Hulu launched publicly on March 12, 2008 with mostly series from NBC and FOX as well as a mash-up of older television shows. Last spring, Disney bought a stake in the site, so now ABC programs have littered the site as well.
Financially, it makes perfect sense for Hulu to begin charging to use its services. The networks and studios take in more revenue in commercials than anything else. The free model of Hulu is a perk for those who do not have time to watch television and do not have a Digital Video Recorder (DVR), but it is difficult for those in the industry to capture the value of those programs through brief ads alone.
Aside from Hulu, Fancast is primarily owned by Comcast and is essentially the same idea as Hulu, except that it offers different programming. Apple’s iTunes already offers the options of buying television shows and films that can ultimately be viewed on practically any device. It is not likely Hulu will remain such a hot site once it begins to charge due to other popular outlets (the aforementioned Comcast and iTunes, as well as the illegal sites that stream for free without any commercial interruption).
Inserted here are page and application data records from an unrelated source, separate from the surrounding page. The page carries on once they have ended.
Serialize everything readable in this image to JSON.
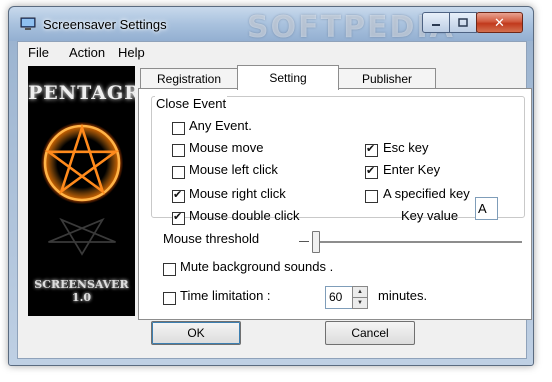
{
  "window": {
    "title": "Screensaver Settings",
    "watermark": "SOFTPEDIA",
    "controls": {
      "minimize": "–",
      "maximize": "□",
      "close": "✕"
    }
  },
  "menubar": {
    "items": [
      "File",
      "Action",
      "Help"
    ]
  },
  "logo": {
    "title": "PENTAGRAM",
    "subtitle_line1": "SCREENSAVER",
    "subtitle_line2": "1.0"
  },
  "tabs": [
    {
      "label": "Registration",
      "active": false
    },
    {
      "label": "Setting",
      "active": true
    },
    {
      "label": "Publisher",
      "active": false
    }
  ],
  "close_event": {
    "title": "Close Event",
    "left_options": [
      {
        "label": "Any Event.",
        "checked": false
      },
      {
        "label": "Mouse move",
        "checked": false
      },
      {
        "label": "Mouse left click",
        "checked": false
      },
      {
        "label": "Mouse right click",
        "checked": true
      },
      {
        "label": "Mouse double click",
        "checked": true
      }
    ],
    "right_options": [
      {
        "label": "Esc key",
        "checked": true
      },
      {
        "label": "Enter Key",
        "checked": true
      },
      {
        "label": "A specified key",
        "checked": false
      }
    ],
    "key_value_label": "Key value",
    "key_value": "A"
  },
  "mouse_threshold": {
    "label": "Mouse threshold",
    "value_fraction": 0.0
  },
  "mute": {
    "label": "Mute background sounds .",
    "checked": false
  },
  "time_limitation": {
    "label": "Time limitation :",
    "checked": false,
    "value": "60",
    "unit": "minutes."
  },
  "buttons": {
    "ok": "OK",
    "cancel": "Cancel"
  }
}
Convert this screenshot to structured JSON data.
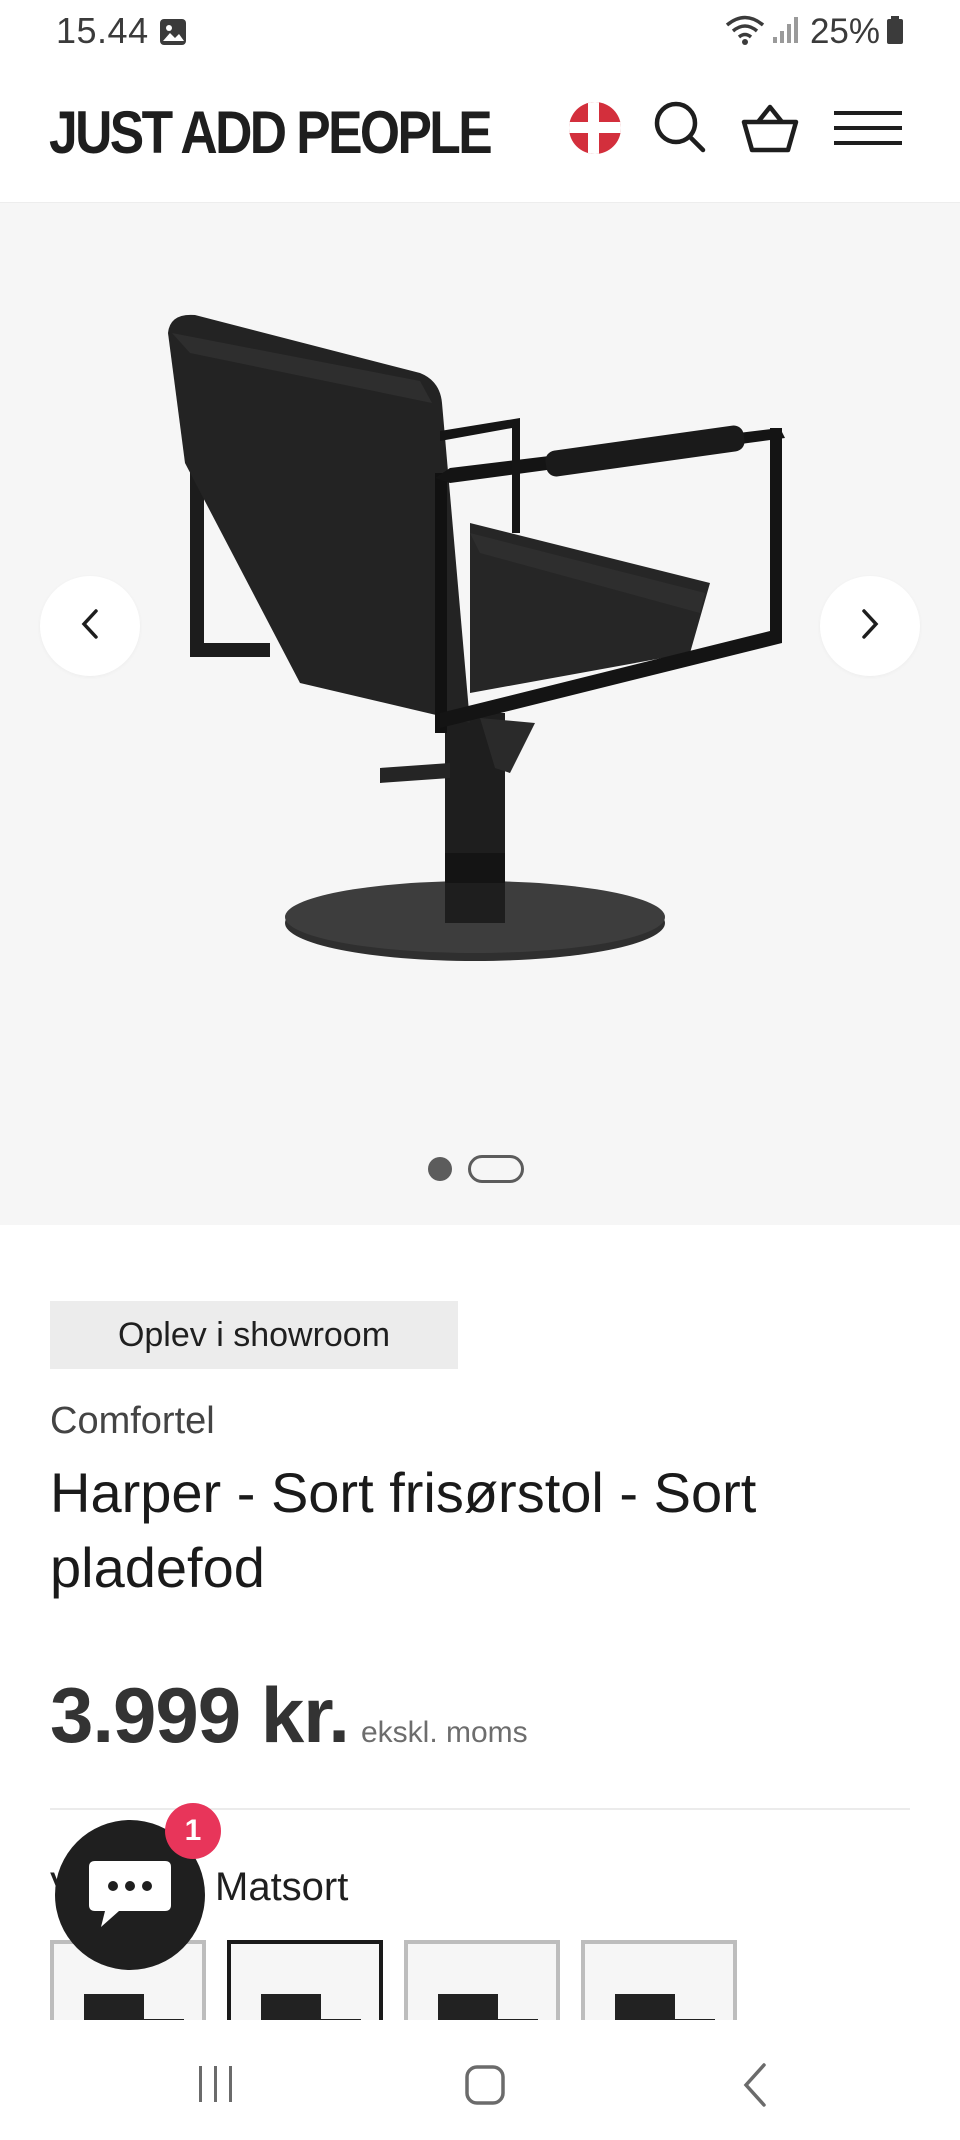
{
  "status_bar": {
    "time": "15.44",
    "battery": "25%",
    "icons": [
      "gallery-icon",
      "wifi-icon",
      "signal-icon",
      "battery-icon"
    ]
  },
  "header": {
    "logo": "JUST ADD PEOPLE",
    "icons": [
      "denmark-flag-icon",
      "search-icon",
      "basket-icon",
      "menu-icon"
    ]
  },
  "gallery": {
    "slide_count": 2,
    "active_slide": 1,
    "icons": [
      "chevron-left-icon",
      "chevron-right-icon"
    ]
  },
  "product": {
    "badge": "Oplev i showroom",
    "vendor": "Comfortel",
    "title": "Harper - Sort frisørstol - Sort pladefod",
    "price": "3.999 kr.",
    "vat_note": "ekskl. moms",
    "color_label_prefix": "V",
    "color_value": "Matsort",
    "swatch_count": 4,
    "selected_swatch": 2
  },
  "chat": {
    "unread_count": "1",
    "icon": "chat-bubble-icon"
  },
  "colors": {
    "accent_badge": "#e8355a",
    "flag_red": "#d32f3c",
    "gallery_bg": "#f6f6f6",
    "badge_bg": "#ececec"
  },
  "bottom_nav": {
    "icons": [
      "recent-apps-icon",
      "home-icon",
      "back-icon"
    ]
  }
}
Paying for Hulu is beneficial because there are a wide variety of programs to watch. But with so many other places to go to view that content, why pay for Hulu?